April 14th, 1992, L7 released their third studio album Bricks Are Heavy through Slash Records. The album was produced by the band and Butch Vig.
While L7 embodied the live hard/play hard approach of a lot of bands that thrived during the grunge/punk/alt-rock scene of the late 80’s and early 90’s, they survived, pretty much intact. Though there was a 13-year break between 2001 and L7’s reformation in 2014, Donita Sparks, Suzi Gardner, Jennifer Finch and Demetra Plakas have – aside from a few line-up changes – very much gone the distance.
Bricks Are Heavy is a different beast to L7’s self-titled debut and the follow up Smell The Magic (released on Sub Pop Records) Where those albums are thrilling slash and burn punk workouts, Bricks Are Heavy feels relatively polished and it’s all the more powerful for it.
Butch Vig’s magic touch on this album is magnificent. L7 was never a one trick pony. Beneath the raw, pummelling riffs and buckets of attitude lay more hooks than a fishing tackle box. Vig simply balanced the two sides of L7’s formidable approach. Monumental attitude mixed with killer hooks.
On Bricks Are Heavy, L7 sharpened their song-writing skills considerably. Nowhere is this more evident than on the band’s smash-hit Pretend We’re Dead. As the first single from the album, it hit the mainstream charts, giving the release of the album considerable leverage and opening the door to a wave of new fans who hadn’t yet caught on to the brilliance of L7.
Even if the band weren’t totally comfortable with their new found mainstream celebrity, it was welcome. Donita Sparks remarked “Of course we wanted a hit, but when you get a hit, if you’re from the underground, you get almost embarrassed about your hit,” she told Spin in 2012. “It’s so fucked up. All of a sudden, it starts to separate you from the scene that you came from.”

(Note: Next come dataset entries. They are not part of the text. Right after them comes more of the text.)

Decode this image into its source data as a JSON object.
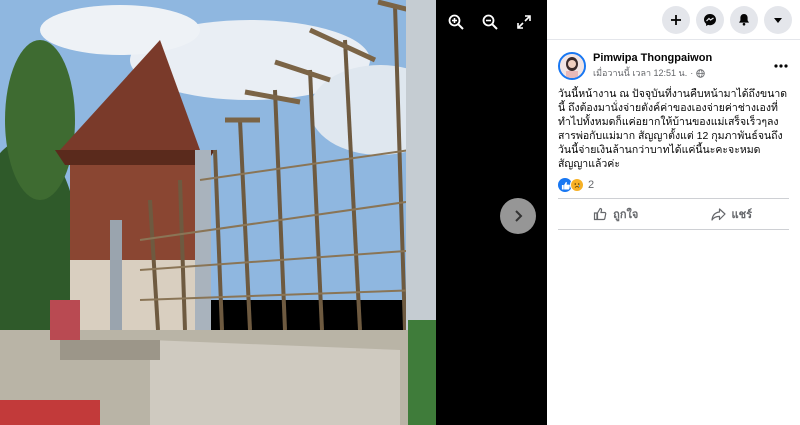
{
  "viewer": {
    "tools": [
      {
        "icon": "zoom-in-icon"
      },
      {
        "icon": "zoom-out-icon"
      },
      {
        "icon": "fullscreen-icon"
      }
    ],
    "next_icon": "chevron-right-icon"
  },
  "topbar": {
    "buttons": [
      "plus-icon",
      "messenger-icon",
      "bell-icon",
      "caret-down-icon"
    ]
  },
  "post": {
    "author": "Pimwipa Thongpaiwon",
    "time": "เมื่อวานนี้ เวลา 12:51 น.",
    "privacy_icon": "globe-icon",
    "text": "วันนี้หน้างาน ณ ปัจจุบันที่งานคืบหน้ามาได้ถึงขนาดนี้ ถึงต้องมานั่งจ่ายตังค์ค่าของเองจ่ายค่าช่างเองที่ทำไปทั้งหมดก็แค่อยากให้บ้านของแม่เสร็จเร็วๆลงสารพ่อกับแม่มาก สัญญาตั้งแต่ 12 กุมภาพันธ์จนถึงวันนี้จ่ายเงินล้านกว่าบาทได้แค่นี้นะคะจะหมดสัญญาแล้วค่ะ",
    "reaction_count": "2",
    "like_label": "ถูกใจ",
    "share_label": "แชร์"
  },
  "colors": {
    "brand": "#1877f2",
    "sad": "#f7b125",
    "muted": "#65676b"
  }
}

Butch Vig also recognised Sparks’ vocal prowess. The Chicago-born singer could do everything from low-octave, deep-set melodic drawls to hoary snarls and punchy punk-style one-liners that hit like a kick to the eardrums. Dee Plakas and Jennifer Finch are a pummelling rhythm section. Dee’s drumming is often overlooked in the sea of great drummers plying their trade in the 90’s. But like an alt-rock Ringo Starr, her playing is essential to L7’s sound, providing not only power and a rock solid base, her fills and beats are hook laden and catchier than the common cold.
Mosh-pit anthem “Everglade” (sung by bassist Jennifer Finch) will simply knock you on your ass. One of those perfect two note riffs that seem impossible to write for most bands. It oozes cool, and is propelled by a powerful vocal delivery from the always amazing Jennifer Finch.
The sardonic “Diet Pill” tackles female compulsions with clever irony, and even when they let their mega-riffing take over on such full-throttle stomps as “Wargasm,” “Mr. Integrity,” and “Shitlist,” L7 still manage to imbue their lyrics with humour and substance.
The guitar playing of Suzi Gardner and Donita Sparks is heavy, sludgy and aggressive but always quirky, memorable and filled with an infectious sense of urgency. Bricks Are Heavy is a classic album that is worthy of all the hype its gotten in the wake of the Alternative Rock explosion of the early 1990s. It still sounds exciting and absolutely eviscerates most bands output from the period in terms of its energy and conviction.
And that’s the beauty of L7’s Bricks Are Heavy, combining social commentary of the time with an angry, emotional tone. It’s heavy, cynical, and full of the kind of dense riffage that grunge brought to the forefront in the early 1990s.
Above all, it showed that not only can women take their talents to the stage, but they can make some of the finest music out there.